Facebook Marketing Gone Awry – A Tale of Venom and Hate

Facebook needs to do a lot more to stop hate speech, especially hate speech attacking marginalized communities.

Time for me to rant a little.

This will probably be my last blog I pay to promote on my business Facebook.  Why?  Part of my marketing budget goes toward promoting my diversity blogs on Facebook, but now I am increasingly being bombarded by hate – which Facebook refuses to acknowledge or dialogue with me about. Perhaps this blog and my story of Facebook and hate will be read by some Facebook professionals who will want to engage with me and see if this can be fixed… I do have some positive, constructive suggestions.

Let me explain the situation.

I am a diversity consultant and trainer and write 2-3 blogs per month on a variety of topics. They include addressing racism, the value of diversity, being an ally, supporting the LGBTQ community, hiring veterans, addressing Islamaphobia and more. Then I write a one or two sentence summary with a link and pay Facebook to push the ad to people interested in these particular topics.

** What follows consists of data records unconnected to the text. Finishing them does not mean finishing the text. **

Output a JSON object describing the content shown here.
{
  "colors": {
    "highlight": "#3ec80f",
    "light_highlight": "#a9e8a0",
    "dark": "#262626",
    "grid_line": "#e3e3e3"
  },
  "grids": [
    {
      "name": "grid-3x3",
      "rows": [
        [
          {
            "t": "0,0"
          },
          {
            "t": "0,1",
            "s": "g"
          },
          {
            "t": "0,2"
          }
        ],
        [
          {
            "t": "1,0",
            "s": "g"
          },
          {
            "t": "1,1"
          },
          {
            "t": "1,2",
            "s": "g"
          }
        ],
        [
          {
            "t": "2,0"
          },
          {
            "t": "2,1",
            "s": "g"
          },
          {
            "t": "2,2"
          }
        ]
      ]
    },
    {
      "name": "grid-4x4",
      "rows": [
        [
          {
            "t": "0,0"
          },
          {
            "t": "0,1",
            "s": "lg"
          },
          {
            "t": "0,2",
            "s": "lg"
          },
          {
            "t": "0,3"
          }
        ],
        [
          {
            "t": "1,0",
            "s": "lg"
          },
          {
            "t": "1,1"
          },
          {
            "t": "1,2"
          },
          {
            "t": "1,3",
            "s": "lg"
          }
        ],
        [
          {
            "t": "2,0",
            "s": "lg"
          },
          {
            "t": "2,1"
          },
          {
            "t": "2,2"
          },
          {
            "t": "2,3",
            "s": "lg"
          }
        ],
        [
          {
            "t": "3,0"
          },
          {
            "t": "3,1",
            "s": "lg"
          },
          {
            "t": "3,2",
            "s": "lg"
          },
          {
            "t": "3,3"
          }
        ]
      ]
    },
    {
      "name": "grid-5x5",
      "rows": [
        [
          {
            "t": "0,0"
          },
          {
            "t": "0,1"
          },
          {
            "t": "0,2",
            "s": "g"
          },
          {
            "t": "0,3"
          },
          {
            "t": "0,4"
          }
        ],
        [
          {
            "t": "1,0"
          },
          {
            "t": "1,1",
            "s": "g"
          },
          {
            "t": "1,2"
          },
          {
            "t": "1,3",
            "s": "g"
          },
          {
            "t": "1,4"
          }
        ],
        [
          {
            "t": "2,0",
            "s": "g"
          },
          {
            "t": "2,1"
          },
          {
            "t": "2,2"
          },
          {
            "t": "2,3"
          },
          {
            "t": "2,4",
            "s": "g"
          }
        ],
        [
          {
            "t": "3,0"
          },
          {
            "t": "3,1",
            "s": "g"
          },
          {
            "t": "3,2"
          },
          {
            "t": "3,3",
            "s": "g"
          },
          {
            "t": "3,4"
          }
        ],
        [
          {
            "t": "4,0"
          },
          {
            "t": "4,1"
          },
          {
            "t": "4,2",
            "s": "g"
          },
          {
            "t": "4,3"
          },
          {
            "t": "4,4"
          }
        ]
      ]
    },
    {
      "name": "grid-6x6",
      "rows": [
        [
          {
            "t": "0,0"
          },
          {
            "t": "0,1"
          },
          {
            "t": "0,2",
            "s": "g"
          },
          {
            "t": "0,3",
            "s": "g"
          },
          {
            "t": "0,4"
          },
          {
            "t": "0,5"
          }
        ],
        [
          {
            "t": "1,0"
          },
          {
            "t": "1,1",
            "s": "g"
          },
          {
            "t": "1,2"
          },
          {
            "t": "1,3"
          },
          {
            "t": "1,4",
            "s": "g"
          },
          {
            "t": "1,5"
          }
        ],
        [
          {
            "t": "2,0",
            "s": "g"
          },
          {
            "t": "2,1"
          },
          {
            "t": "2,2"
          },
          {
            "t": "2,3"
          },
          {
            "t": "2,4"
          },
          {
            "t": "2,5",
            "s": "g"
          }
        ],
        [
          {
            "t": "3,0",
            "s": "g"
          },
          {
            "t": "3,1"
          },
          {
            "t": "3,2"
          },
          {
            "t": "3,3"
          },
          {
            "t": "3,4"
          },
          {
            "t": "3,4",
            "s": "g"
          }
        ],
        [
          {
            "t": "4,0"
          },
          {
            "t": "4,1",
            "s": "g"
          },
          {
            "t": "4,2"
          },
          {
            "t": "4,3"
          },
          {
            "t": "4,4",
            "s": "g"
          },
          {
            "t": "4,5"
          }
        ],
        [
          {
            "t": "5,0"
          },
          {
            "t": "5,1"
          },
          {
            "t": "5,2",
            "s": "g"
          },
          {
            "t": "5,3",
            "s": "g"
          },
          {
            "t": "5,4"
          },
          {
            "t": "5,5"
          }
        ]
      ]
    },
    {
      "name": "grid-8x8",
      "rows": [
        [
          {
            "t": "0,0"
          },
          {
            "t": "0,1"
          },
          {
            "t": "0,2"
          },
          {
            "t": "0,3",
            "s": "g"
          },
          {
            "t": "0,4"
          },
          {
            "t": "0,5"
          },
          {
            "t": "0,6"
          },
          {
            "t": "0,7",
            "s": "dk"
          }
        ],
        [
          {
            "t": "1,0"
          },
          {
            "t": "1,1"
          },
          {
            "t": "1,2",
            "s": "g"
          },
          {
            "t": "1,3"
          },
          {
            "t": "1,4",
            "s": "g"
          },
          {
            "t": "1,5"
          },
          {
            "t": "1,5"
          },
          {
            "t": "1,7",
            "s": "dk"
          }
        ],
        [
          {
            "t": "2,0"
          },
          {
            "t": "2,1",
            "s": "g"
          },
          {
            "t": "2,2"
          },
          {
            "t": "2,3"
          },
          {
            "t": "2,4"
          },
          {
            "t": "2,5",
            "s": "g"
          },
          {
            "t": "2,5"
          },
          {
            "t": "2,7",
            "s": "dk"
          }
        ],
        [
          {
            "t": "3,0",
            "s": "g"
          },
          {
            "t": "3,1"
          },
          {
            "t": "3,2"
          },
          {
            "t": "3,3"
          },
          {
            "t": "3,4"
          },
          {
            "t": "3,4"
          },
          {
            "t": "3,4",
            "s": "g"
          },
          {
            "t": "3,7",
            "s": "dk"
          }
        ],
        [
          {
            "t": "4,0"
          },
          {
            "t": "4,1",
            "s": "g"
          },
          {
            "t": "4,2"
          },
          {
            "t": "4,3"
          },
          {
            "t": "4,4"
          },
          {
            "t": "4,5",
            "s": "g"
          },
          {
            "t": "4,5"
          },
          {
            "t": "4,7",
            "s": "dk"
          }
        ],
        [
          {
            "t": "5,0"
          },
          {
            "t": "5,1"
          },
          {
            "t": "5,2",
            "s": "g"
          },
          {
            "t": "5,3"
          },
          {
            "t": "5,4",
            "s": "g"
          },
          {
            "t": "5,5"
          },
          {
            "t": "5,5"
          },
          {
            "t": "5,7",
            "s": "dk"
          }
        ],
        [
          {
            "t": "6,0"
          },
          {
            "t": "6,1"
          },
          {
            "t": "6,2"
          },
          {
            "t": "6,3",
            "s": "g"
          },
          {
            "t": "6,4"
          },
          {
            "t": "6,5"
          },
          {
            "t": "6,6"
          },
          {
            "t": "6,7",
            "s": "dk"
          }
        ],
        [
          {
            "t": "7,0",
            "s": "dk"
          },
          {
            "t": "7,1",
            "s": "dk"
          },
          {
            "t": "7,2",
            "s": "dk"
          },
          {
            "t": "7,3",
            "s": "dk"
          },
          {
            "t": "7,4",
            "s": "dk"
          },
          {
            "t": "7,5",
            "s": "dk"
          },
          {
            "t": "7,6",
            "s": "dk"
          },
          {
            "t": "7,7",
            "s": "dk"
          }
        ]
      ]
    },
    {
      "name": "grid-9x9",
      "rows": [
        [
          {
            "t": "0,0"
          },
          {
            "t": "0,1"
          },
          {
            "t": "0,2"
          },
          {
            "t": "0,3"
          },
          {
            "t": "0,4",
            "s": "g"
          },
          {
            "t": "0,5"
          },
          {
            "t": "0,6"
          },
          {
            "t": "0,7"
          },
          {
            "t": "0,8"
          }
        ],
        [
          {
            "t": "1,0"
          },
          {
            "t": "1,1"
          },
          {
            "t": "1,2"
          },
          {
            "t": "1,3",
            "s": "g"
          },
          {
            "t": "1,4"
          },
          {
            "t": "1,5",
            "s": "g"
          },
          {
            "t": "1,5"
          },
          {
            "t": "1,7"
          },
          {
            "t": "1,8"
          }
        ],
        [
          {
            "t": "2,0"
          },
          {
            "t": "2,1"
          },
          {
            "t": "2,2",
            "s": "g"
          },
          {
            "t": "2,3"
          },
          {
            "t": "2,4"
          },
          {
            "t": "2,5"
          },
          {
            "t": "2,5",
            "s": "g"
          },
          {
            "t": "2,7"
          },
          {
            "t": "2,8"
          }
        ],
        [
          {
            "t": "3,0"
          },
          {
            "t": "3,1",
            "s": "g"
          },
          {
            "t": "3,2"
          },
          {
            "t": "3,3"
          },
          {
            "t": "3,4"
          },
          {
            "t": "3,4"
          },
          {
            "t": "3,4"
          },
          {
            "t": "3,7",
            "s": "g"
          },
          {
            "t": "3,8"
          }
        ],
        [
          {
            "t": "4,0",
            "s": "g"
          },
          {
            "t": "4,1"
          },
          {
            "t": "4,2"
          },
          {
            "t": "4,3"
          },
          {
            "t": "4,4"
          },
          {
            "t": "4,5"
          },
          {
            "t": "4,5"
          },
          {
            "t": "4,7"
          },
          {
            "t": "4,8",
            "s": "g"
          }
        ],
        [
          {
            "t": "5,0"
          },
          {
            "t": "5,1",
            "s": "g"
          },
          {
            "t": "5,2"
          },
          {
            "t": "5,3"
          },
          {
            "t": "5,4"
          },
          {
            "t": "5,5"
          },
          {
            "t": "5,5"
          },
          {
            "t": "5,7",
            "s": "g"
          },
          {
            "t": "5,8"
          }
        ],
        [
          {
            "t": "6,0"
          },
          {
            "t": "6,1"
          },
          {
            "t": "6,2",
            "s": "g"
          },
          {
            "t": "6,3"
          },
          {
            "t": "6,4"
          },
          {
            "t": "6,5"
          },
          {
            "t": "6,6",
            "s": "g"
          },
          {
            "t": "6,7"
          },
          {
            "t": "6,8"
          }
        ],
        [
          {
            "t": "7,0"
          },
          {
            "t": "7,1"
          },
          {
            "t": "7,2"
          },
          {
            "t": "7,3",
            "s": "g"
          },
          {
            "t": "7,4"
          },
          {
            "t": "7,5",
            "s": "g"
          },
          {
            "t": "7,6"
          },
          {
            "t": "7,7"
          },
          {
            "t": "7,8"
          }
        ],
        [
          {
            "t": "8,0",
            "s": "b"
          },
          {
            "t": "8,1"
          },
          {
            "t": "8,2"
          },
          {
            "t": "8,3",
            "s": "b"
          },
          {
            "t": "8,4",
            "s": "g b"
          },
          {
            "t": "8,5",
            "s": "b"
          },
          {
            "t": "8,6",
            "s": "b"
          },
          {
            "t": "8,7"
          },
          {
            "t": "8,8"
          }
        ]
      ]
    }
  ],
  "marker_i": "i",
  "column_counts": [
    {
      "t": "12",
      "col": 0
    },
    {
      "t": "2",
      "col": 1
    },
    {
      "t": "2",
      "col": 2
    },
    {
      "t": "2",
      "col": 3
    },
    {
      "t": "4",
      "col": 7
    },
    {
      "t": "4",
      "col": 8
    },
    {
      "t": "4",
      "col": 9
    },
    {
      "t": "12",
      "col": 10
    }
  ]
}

Now here is the issue … when I specify that I want a blog summary and link targeted to people interested in anti-racism, or the LGBTQ community, or diversity trainers for example, I am trying to appeal to people who are interested in those topics with a desire to learn or find resources. But the Facebook algorithm pushes the ad to all people who have commented or engaged around those topics, including those who write nasty comments about those topics.

Now whenever I promote a blog on a diversity topic, I often receive 20 – 30 comments, 95% of them nasty and hateful. A small handful voice disagreement in a respectful way that encourages a dialogue, but a vast majority are hateful nasty comments about the group I am writing about, or personal attacks telling me I can go to a certain very hot place, or to copulate with myself (I assume you get the drift.)

Why are there so many toxic people who only want to spread poison everywhere?

Some of these comments are truly over the top. Examples:
• When one young gay man who got fired from his job for being gay  found my blog encouraging, another reader called him a faggot who deserved to be fired, and should go to hell. (I reported this to Facebook and they replied this did NOT violate their community standards.)
• In response to a blog fighting Islamaphobia, someone posted a photo of an Arab holding a severed baby head declaring that the intent of all Muslims in the US was to kill our children.
• One women summarily declaring that transgender people are all mentally ill.

Often I will check the Facebook feed of the individuals who write this stuff, and normally 80% of their feeds are nasty hateful attacks of people who are not like them. Their Facebook feeds are full of hate, nastiness and poison.

Sadly, having diverse people who may read my posts, but then see these harmful nasty comments before I get a chance to remove them, may cause more harm than good, so I think I will stop using Facebook marketing. I have tried to engage Facebook on this issue, and I even have some suggestions in how to fix and address this, but Facebook refuses to engage with me.  We really do need a safe space for nurturing forums for marginalized communities void of hate and attacks.

Thanks for listening to and reading this rant.